The fastest planet in our solar system is Mercury, which resides closest to the Sun and orbits this massive star at a speed of 47.4 kilometers per second! As we move further away from the Sun, each progressive planet travels slower.
The second planet from the Sun, Venus, travels at a speed of 35 km/s, while our planet, Earth, moves at a rate of 29.8km/s, and Mars orbits at a rate of 24.1km/s. Moving out to the gas giants, Jupiter orbits at a speed of 13.1 km/s, Saturn at 9.7 km/s, and Uranus at 6.8 km/s.
You might think Neptune takes a leisurely stroll around the solar system, which is 4.5 billion km away from the Sun, but this icy world still moves at an impressive speed. Neptune orbits the Sun at a rate of 5.4 kilometers every second, which is six times faster than an airborne bullet.
And these orbital rates affect the length of a year on each planet. Mercury and Venus are the only planets to have a shorter year than Earth at 88 days and 225 days, respectively.
A year on Mars is nearly double the length of an Earth year at 687 days. After that, the orbits rapidly descend, and the years become longer and longer. A year on Jupiter is 4,333 days, Saturn 10,759 days, and Uranus 30,687 days.
On Neptune, the furthest planet from the Sun, a year lasts 60,190, almost 165 years, surpassing an entire lifetime for us!
Do The Planets Closest To The Sun Move Faster?

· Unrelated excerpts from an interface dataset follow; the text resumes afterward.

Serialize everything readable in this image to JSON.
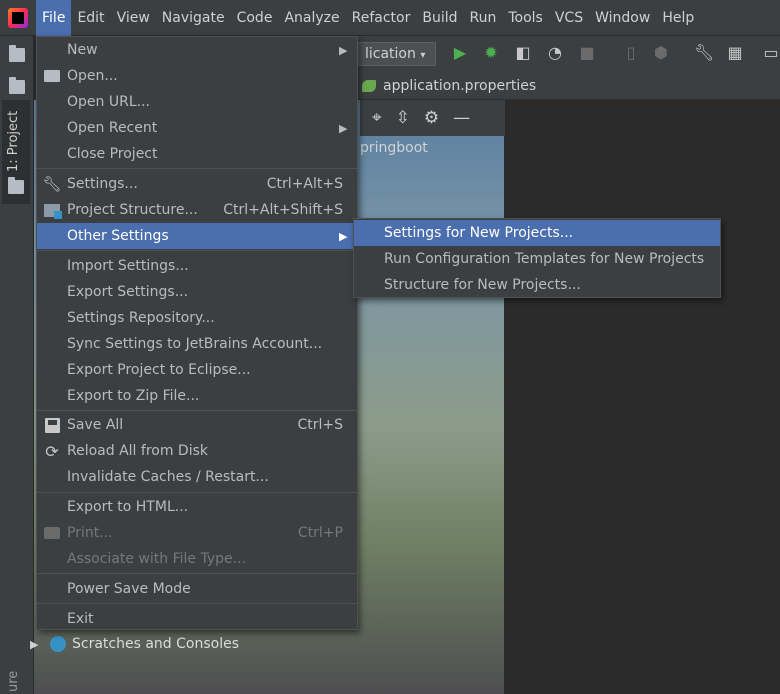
{
  "menubar": {
    "items": [
      "File",
      "Edit",
      "View",
      "Navigate",
      "Code",
      "Analyze",
      "Refactor",
      "Build",
      "Run",
      "Tools",
      "VCS",
      "Window",
      "Help"
    ],
    "active": "File"
  },
  "toolbar": {
    "run_config": "lication"
  },
  "editor": {
    "file_tab": "application.properties",
    "path_fragment": "pringboot"
  },
  "sidebar": {
    "project_tab": "1: Project",
    "structure_tab": "ure"
  },
  "project_tree": {
    "scratches": "Scratches and Consoles"
  },
  "file_menu": {
    "new": "New",
    "open": "Open...",
    "open_url": "Open URL...",
    "open_recent": "Open Recent",
    "close_project": "Close Project",
    "settings": "Settings...",
    "settings_shortcut": "Ctrl+Alt+S",
    "project_structure": "Project Structure...",
    "project_structure_shortcut": "Ctrl+Alt+Shift+S",
    "other_settings": "Other Settings",
    "import_settings": "Import Settings...",
    "export_settings": "Export Settings...",
    "settings_repository": "Settings Repository...",
    "sync_settings": "Sync Settings to JetBrains Account...",
    "export_eclipse": "Export Project to Eclipse...",
    "export_zip": "Export to Zip File...",
    "save_all": "Save All",
    "save_all_shortcut": "Ctrl+S",
    "reload": "Reload All from Disk",
    "invalidate": "Invalidate Caches / Restart...",
    "export_html": "Export to HTML...",
    "print": "Print...",
    "print_shortcut": "Ctrl+P",
    "associate": "Associate with File Type...",
    "power_save": "Power Save Mode",
    "exit": "Exit"
  },
  "other_settings_submenu": {
    "settings_new_projects": "Settings for New Projects...",
    "run_config_templates": "Run Configuration Templates for New Projects",
    "structure_new_projects": "Structure for New Projects..."
  },
  "colors": {
    "menu_bg": "#3c3f41",
    "selection": "#4b6eaf",
    "run_green": "#4caf50",
    "debug_green": "#4caf50"
  }
}
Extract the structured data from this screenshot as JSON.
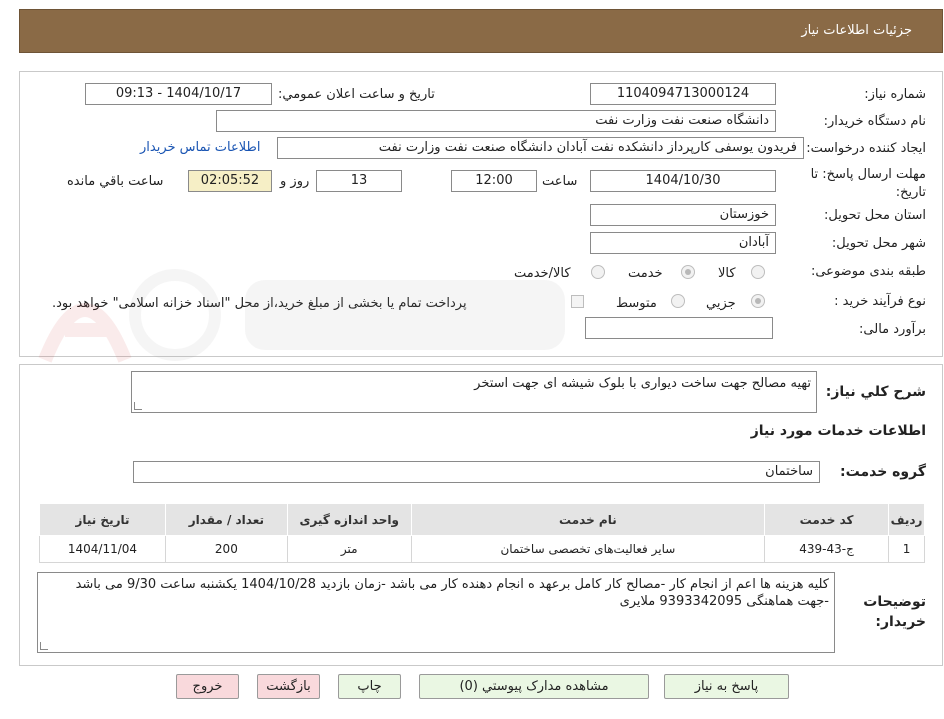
{
  "header": {
    "title": "جزئیات اطلاعات نیاز"
  },
  "fields": {
    "need_number_label": "شماره نیاز:",
    "need_number": "1104094713000124",
    "announce_label": "تاریخ و ساعت اعلان عمومي:",
    "announce_value": "1404/10/17 - 09:13",
    "buyer_org_label": "نام دستگاه خریدار:",
    "buyer_org": "دانشگاه صنعت نفت وزارت نفت",
    "requester_label": "ایجاد کننده درخواست:",
    "requester": "فریدون یوسفی کارپرداز دانشکده نفت آبادان دانشگاه صنعت نفت وزارت نفت",
    "contact_link": "اطلاعات تماس خریدار",
    "deadline_label": "مهلت ارسال پاسخ: تا تاریخ:",
    "deadline_date": "1404/10/30",
    "time_label": "ساعت",
    "deadline_time": "12:00",
    "days_value": "13",
    "days_label": "روز و",
    "remaining_value": "02:05:52",
    "remaining_label": "ساعت باقي مانده",
    "province_label": "استان محل تحویل:",
    "province": "خوزستان",
    "city_label": "شهر محل تحویل:",
    "city": "آبادان",
    "category_label": "طبقه بندی موضوعی:",
    "category_options": {
      "goods": "کالا",
      "service": "خدمت",
      "goods_service": "کالا/خدمت"
    },
    "process_label": "نوع فرآیند خرید :",
    "process_options": {
      "partial": "جزیي",
      "medium": "متوسط"
    },
    "payment_note": "پرداخت تمام یا بخشی از مبلغ خرید،از محل \"اسناد خزانه اسلامی\" خواهد بود.",
    "budget_label": "برآورد مالی:",
    "budget_value": ""
  },
  "description": {
    "label": "شرح کلي نیاز:",
    "text": "تهیه مصالح   جهت ساخت دیواری با بلوک  شیشه ای جهت استخر"
  },
  "services_section": {
    "title": "اطلاعات خدمات مورد نیاز",
    "group_label": "گروه خدمت:",
    "group_value": "ساختمان"
  },
  "table": {
    "headers": [
      "ردیف",
      "کد خدمت",
      "نام خدمت",
      "واحد اندازه گیری",
      "تعداد / مقدار",
      "تاریخ نیاز"
    ],
    "rows": [
      {
        "row": "1",
        "code": "ج-43-439",
        "name": "سایر فعالیت‌های تخصصی ساختمان",
        "unit": "متر",
        "qty": "200",
        "date": "1404/11/04"
      }
    ]
  },
  "buyer_notes": {
    "label": "توضیحات خریدار:",
    "text": "کلیه  هزینه ها اعم از انجام کار -مصالح کار  کامل برعهد ه انجام دهنده کار می باشد -زمان بازدید 1404/10/28 یکشنبه ساعت 9/30 می باشد -جهت هماهنگی 9393342095 ملایری"
  },
  "buttons": {
    "reply": "پاسخ به نیاز",
    "view_docs": "مشاهده مدارک پیوستي (0)",
    "print": "چاپ",
    "back": "بازگشت",
    "exit": "خروج"
  },
  "colors": {
    "header_bg": "#8a6a46",
    "link": "#1a55b3",
    "timer_bg": "#f6efc6",
    "button_green": "#eaf7e3",
    "button_pink": "#f9d9dc"
  }
}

Planets closer to the Sun move faster because they must reach a certain “escape velocity” to avoid falling into the sun. Every planet we observe travels at a speed fast enough to escape the gravitational pull of its star, each managing to secure a stable orbit and prevent a fiery death.
It’s not just a planet’s distance from the Sun which determines its speed of orbit. Remember that according to Kepler’s Laws of Motion, orbits are elliptical rather than spherical. This means that at specific points of a planet’s orbit, it will move closer to the Sun and increase its speed.

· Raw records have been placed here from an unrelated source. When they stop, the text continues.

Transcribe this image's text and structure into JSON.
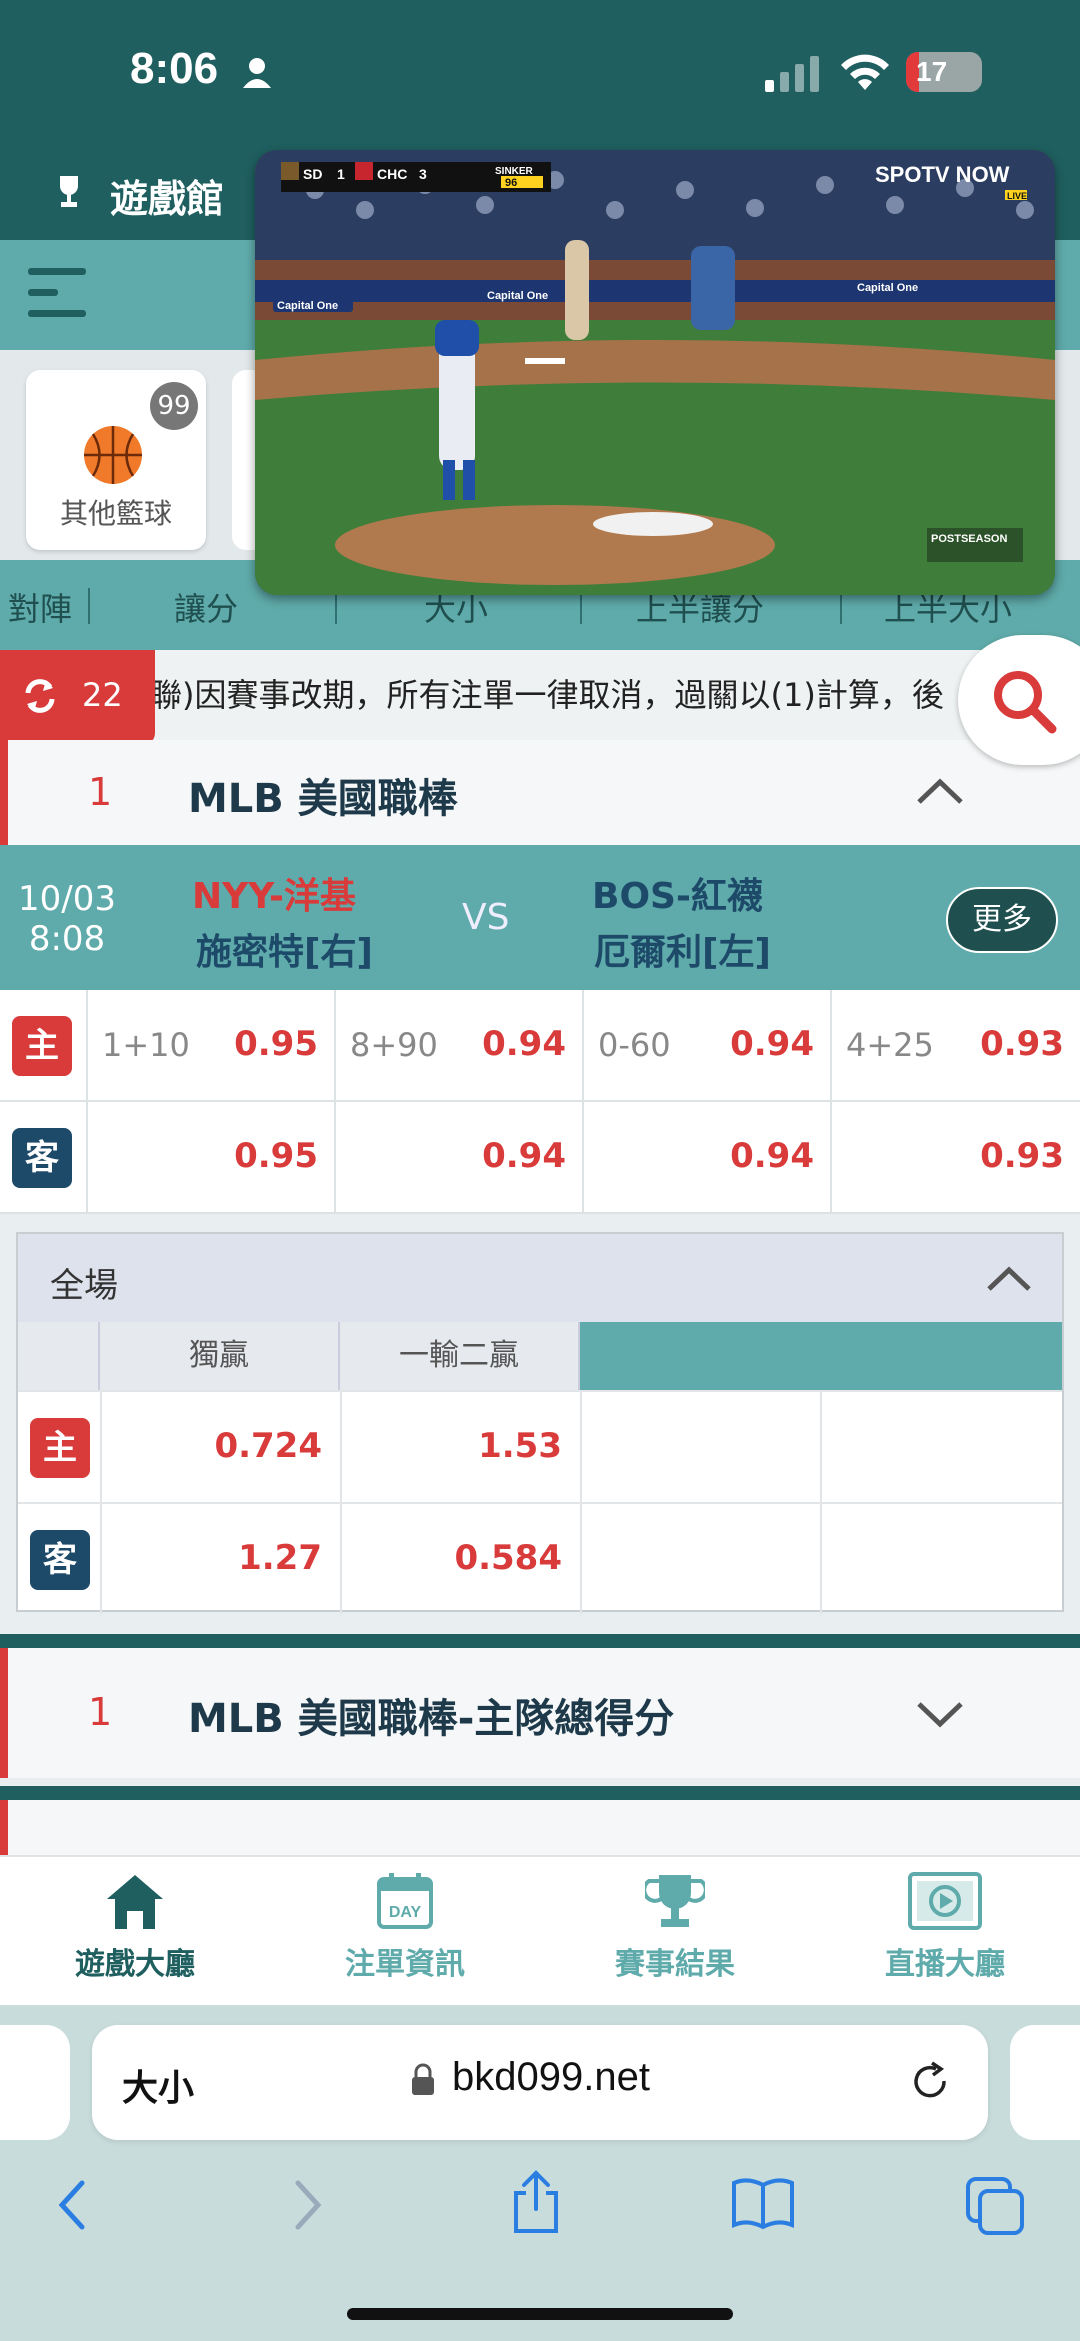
{
  "status_bar": {
    "time": "8:06",
    "battery": "17",
    "battery_level": 0.17,
    "battery_icon": "battery-charging-icon"
  },
  "header": {
    "title": "遊戲館"
  },
  "categories": [
    {
      "label": "其他籃球",
      "count": "99",
      "icon": "basketball-icon"
    }
  ],
  "tabs": [
    "對陣",
    "讓分",
    "大小",
    "上半讓分",
    "上半大小"
  ],
  "ticker": {
    "refresh_count": "22",
    "text": "聯)因賽事改期，所有注單一律取消，過關以(1)計算，後"
  },
  "league": {
    "index": "1",
    "name": "MLB 美國職棒"
  },
  "match": {
    "date": "10/03",
    "time": "8:08",
    "home_team": "NYY-洋基",
    "home_pitcher": "施密特[右]",
    "vs": "VS",
    "away_team": "BOS-紅襪",
    "away_pitcher": "厄爾利[左]",
    "more_label": "更多"
  },
  "odds": {
    "home_tag": "主",
    "away_tag": "客",
    "home": [
      {
        "line": "1+10",
        "value": "0.95"
      },
      {
        "line": "8+90",
        "value": "0.94"
      },
      {
        "line": "0-60",
        "value": "0.94"
      },
      {
        "line": "4+25",
        "value": "0.93"
      }
    ],
    "away": [
      {
        "line": "",
        "value": "0.95"
      },
      {
        "line": "",
        "value": "0.94"
      },
      {
        "line": "",
        "value": "0.94"
      },
      {
        "line": "",
        "value": "0.93"
      }
    ]
  },
  "full_game": {
    "title": "全場",
    "columns": [
      "獨贏",
      "一輸二贏"
    ],
    "home": [
      "0.724",
      "1.53"
    ],
    "away": [
      "1.27",
      "0.584"
    ]
  },
  "league_collapsed": {
    "index": "1",
    "name": "MLB 美國職棒-主隊總得分"
  },
  "bottom_nav": [
    {
      "label": "遊戲大廳",
      "icon": "home-icon",
      "active": true
    },
    {
      "label": "注單資訊",
      "icon": "calendar-day-icon",
      "active": false
    },
    {
      "label": "賽事結果",
      "icon": "trophy-icon",
      "active": false
    },
    {
      "label": "直播大廳",
      "icon": "play-screen-icon",
      "active": false
    }
  ],
  "browser": {
    "text_size": "大小",
    "url": "bkd099.net"
  },
  "video_overlay": {
    "scoreboard": {
      "away": "SD",
      "away_score": "1",
      "home": "CHC",
      "home_score": "3",
      "pitch": "SINKER",
      "speed": "96"
    },
    "brand": "SPOTV NOW",
    "live": "LIVE",
    "ad": "Capital One",
    "series": "POSTSEASON"
  },
  "colors": {
    "teal_dark": "#1f5f5f",
    "teal": "#5faaaa",
    "red": "#d93a3a",
    "navy": "#1e4a6a"
  }
}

A planet moves fastest at the perihelion (or closest point) and slowest at the aphelion (or farthest point). On average, the Earth is 150 million km from the Sun; however, it moves to 147.1 million km at its perihelion and as far as 152.1 million km at its aphelion.
And the difference between the perihelion and aphelion is even more noticeable on highly eccentric planets such as Mercury. Here, the distance from the Sun varies between 47 million km and 70 million km.
Can The Planets Travel Even Faster Around The Sun?
Each planet travels around the Sun at just the right speed to maintain a steady orbit. Too much fluctuation in speed would cause the planet to fall out of orbit.
If the planet slowed down, the Sun’s gravitational pull would quickly overcome it, and the planet would be pulled into a fiery death. On the other hand, if a planet were to speed up, the tangential velocity would outweigh the radial velocity releasing the planet from the Sun’s orbit and launching it into outer space.
Each planet in our solar system moves around the Sun differently. This is because their distance from the Sun and the gravitational influence of this massive star determine the exact speed they need to maintain for a steady orbit.
It would be fatal if any of the planets were to speed up or slow down their orbit. For example, a slowed-down Earth would be sucked into the Sun, while a sped-up Earth would release from orbit and hurtle into the cold darkness of outer space.
Scientist’s Animation Reveals Planets’ Wildly Different Speeds (businessinsider.com)
Kepler’s Laws of Orbital Motion | How Things Fly (si.edu)
How Long is a Year on Other Planets? | NASA Space Place – NASA Science for Kids